Xen on ARM is becoming more and more widespread in embedded environments. In these contexts, Xen is employed as a single solution to partition the system into multiple domains, fully isolated from each other, and with different levels of trust.
Every embedded scenario is different, but many require real-time guarantees. It comes down to interrupt latency: the hypervisor has to be able to deliver interrupts to virtual machines within a very small timeframe. The maximum tolerable lag changes on a case by case basis, but it should be in the realm of nanoseconds and microseconds, not milliseconds.
Xen on ARM meets these requirements in a few different ways. Firstly, Xen comes with a flexible scheduler architecture. Xen includes a set of virtual machine schedulers, including RTDS, a soft real-time scheduler, and ARINC653, a hard real-time scheduler. Users can pick the ones that perform best for their use-cases. However, if they really care about latency, the best option is to have no schedulers at all and use a static assignment for virtual cpus to physical cpus instead. There are no automatic ways to do that today, but it is quite easy to achieve with the vcpu-pin command:
Usage: xl vcpu-pin [domain-id] [vcpu-id] [pcpu-id]
For example, in a system with four physical cpus and two domains with two vcpus each, a user can get a static configuration with the following commands:
xl vcpu-pin 0 0 0
xl vcpu-pin 0 1 1
xl vcpu-pin 1 0 2
xl vcpu-pin 1 1 3
As a result, all vcpus are pinned to different physical cpus. In such a static configuration, the latency overhead introduced by Xen is minimal. Xen always configures interrupts to target the cpu that is running the virtual cpu that should receive the interrupt. Thus, the overhead is down to just the time that it takes to execute the code in Xen to handle the physical interrupt and inject the corresponding virtual interrupt to the vcpu.
For my measurements, I used a Xilinx Zynq Ultrascale+ MPSoC, an excellent board with four Cortex A53 cores and a GICv2 interrupt controller. I installed Xen 4.9 unstable (changeset 55a04feaa1f8ab6ef7d723fbb1d39c6b96ad184a) and Linux 4.6.0 as Dom0. I ran tbm as a guest, which is a tiny baremetal application that programs timer events in the future, then, after receiving them, checks the current time again to measure the latency. tbm uses the virtual timer for measurements, however, the virtual timer interrupt is handled differently compared to any other interrupts in Xen. Thus, to make the results more generally applicable, I modified tbm to use the physical timer interrupt instead. I also modified Xen to forward physical timer interrupts to guests.
Keeping in mind that the native interrupt latency is about 300ns on this board, these are the results on Xen in nanoseconds:
AVG MIN MAX WARM_MAX
4850 4810 7030 4980
AVG is the average latency, MIN is the minimum, MAX is the maximum and WARM_MAX is the maximum latency observed after discarding the first few interrupts to warm the caches. For real-time considerations, the number to keep in mind is WARM_MAX, which is 5000ns (when using static vcpu assignments).
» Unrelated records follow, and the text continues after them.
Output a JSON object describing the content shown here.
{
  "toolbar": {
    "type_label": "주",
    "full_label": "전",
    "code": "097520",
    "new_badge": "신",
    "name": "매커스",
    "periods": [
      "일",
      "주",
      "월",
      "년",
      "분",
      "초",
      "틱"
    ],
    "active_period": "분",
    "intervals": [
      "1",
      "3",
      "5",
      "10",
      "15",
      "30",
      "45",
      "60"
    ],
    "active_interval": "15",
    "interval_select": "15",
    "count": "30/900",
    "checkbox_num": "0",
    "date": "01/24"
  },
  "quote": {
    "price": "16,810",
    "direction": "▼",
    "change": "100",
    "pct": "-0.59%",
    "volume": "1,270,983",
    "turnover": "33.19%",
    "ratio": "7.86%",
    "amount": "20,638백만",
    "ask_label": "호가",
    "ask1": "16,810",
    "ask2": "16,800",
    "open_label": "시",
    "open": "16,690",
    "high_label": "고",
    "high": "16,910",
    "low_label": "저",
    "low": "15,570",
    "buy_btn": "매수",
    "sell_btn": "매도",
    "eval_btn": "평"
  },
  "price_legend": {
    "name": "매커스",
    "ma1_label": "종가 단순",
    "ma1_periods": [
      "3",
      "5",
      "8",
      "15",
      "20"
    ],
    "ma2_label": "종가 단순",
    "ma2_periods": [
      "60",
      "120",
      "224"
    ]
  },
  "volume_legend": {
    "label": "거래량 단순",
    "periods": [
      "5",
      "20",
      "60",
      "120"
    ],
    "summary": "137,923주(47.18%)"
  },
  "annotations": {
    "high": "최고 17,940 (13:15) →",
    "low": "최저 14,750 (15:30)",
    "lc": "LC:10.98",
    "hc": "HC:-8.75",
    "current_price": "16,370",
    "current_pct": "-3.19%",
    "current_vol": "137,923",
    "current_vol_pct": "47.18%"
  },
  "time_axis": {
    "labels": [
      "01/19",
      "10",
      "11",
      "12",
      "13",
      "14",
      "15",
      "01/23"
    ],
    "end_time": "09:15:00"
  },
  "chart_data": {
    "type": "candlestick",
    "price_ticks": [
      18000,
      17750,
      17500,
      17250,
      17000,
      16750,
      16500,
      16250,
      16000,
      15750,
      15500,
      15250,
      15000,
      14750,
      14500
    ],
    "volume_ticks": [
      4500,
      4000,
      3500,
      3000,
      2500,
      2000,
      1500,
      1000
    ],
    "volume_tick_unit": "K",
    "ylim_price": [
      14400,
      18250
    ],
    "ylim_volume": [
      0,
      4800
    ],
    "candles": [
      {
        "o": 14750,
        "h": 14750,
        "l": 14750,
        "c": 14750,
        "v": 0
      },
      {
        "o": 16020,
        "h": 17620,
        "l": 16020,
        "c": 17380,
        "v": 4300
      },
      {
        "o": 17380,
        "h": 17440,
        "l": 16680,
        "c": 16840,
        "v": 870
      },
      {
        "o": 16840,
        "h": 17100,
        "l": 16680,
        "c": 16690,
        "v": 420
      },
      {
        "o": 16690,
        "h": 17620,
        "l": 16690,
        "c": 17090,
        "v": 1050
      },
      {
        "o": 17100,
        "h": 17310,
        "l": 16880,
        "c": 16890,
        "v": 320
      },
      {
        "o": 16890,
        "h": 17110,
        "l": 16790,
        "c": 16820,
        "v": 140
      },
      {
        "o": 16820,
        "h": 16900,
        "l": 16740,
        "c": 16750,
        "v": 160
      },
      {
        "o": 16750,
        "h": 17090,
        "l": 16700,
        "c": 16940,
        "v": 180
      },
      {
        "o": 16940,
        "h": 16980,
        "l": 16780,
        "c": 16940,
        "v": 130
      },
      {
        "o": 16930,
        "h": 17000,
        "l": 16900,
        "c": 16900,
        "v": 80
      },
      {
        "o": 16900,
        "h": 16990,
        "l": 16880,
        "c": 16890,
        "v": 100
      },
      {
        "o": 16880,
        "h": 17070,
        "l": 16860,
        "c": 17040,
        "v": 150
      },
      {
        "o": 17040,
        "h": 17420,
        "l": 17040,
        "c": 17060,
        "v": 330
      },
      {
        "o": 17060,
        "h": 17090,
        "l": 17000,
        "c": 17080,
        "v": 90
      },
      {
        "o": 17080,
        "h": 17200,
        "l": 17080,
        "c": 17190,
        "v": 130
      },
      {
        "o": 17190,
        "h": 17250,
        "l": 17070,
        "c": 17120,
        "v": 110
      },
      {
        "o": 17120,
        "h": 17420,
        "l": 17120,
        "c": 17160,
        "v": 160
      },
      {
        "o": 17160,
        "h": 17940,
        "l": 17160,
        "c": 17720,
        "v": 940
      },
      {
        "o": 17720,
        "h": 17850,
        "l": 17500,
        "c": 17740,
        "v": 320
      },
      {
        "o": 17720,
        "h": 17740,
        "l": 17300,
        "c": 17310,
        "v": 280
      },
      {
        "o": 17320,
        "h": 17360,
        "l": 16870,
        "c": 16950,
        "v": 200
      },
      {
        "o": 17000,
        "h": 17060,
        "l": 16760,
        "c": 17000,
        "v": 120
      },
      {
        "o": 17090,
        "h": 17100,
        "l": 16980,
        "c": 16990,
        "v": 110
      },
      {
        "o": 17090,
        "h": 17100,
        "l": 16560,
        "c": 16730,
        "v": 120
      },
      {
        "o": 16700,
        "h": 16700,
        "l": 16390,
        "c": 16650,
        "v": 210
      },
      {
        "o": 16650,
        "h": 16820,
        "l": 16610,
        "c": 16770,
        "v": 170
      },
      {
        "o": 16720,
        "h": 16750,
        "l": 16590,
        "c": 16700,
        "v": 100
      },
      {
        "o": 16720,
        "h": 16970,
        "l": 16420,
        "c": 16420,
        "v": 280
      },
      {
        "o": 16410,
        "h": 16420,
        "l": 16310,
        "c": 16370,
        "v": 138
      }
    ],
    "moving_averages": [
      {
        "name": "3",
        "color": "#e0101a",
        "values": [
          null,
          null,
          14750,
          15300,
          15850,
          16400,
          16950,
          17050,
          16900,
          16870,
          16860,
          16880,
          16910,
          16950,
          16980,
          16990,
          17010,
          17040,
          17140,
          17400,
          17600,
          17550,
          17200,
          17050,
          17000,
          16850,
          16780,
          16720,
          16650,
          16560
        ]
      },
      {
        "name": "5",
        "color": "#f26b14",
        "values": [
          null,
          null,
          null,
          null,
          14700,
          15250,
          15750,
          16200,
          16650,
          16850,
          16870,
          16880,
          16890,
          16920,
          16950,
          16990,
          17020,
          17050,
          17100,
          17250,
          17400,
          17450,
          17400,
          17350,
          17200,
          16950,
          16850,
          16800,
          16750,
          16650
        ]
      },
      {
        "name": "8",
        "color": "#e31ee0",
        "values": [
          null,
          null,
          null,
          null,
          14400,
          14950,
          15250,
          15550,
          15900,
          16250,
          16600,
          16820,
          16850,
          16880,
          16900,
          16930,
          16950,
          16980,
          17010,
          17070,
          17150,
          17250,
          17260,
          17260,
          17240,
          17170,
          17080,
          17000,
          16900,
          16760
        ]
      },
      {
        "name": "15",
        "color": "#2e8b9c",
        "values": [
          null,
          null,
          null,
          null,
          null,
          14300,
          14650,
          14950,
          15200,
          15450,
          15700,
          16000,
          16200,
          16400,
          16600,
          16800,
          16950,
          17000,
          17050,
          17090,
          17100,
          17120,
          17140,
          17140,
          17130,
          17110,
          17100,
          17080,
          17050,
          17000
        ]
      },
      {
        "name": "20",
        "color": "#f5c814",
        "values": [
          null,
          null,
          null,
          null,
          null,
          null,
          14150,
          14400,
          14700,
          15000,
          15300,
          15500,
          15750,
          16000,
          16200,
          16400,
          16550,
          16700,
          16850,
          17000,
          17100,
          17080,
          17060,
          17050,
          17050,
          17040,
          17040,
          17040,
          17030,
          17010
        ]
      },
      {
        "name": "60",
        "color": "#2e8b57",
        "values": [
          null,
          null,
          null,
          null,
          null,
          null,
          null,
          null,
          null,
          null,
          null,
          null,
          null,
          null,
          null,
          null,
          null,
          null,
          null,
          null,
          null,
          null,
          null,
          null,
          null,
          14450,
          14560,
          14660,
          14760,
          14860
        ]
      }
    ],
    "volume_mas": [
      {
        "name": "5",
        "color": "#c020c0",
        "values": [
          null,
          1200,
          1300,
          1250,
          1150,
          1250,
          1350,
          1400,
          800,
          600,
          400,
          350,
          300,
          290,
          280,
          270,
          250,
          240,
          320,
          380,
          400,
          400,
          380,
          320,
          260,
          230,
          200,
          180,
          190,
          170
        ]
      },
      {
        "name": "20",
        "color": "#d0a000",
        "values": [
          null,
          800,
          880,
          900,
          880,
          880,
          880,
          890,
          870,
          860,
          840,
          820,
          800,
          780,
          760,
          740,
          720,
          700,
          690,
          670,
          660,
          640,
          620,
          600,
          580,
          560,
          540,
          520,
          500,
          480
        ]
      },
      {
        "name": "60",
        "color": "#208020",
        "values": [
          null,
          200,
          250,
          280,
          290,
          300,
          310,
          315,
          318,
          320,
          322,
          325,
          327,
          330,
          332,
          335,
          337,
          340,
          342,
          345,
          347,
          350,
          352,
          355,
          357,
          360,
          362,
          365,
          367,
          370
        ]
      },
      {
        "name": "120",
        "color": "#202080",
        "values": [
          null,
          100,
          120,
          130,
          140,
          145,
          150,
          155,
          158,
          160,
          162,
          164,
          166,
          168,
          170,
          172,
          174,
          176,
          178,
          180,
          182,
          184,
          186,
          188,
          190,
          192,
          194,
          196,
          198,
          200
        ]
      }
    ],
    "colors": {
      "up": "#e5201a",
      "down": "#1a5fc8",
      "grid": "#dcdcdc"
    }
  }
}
This excellent result is small enough for most use cases, including piloting a flying drone. However, it can be further improved by using the new vwfi Xen command line option. Specifically, when vcpus are statically assigned to physical cpus using vcpu-pin, it makes sense to pass vwfi=native to Xen: it tells the hypervisor not to trap wfi and wfe commands, which are ARM instructions for sleeping. If no other vcpus can ever be scheduled on a given physical cpu, then we might as well let the guest put the cpu to sleep. Passing vwfi=native, the results are:
AVG MIN MAX WARM_MAX
1850 1680 2650 1950
With this configuration, the latency is only 2 microseconds, which is extremely close to the hardware limits, and should be small enough for the vast majority of use cases. vwfi was introduced recently, but it has been backported to all the Xen stable trees.
In addition to vcpu pinning and vwfi, the third key parameter to reduce interrupt latency is unexpectedly simple: the DEBUG kconfig option in Xen. DEBUG is enabled by default in all cases except for releases. It adds many useful debug messages and checks, at the cost of increased latency. Make sure to disable it in production and when doing measurements.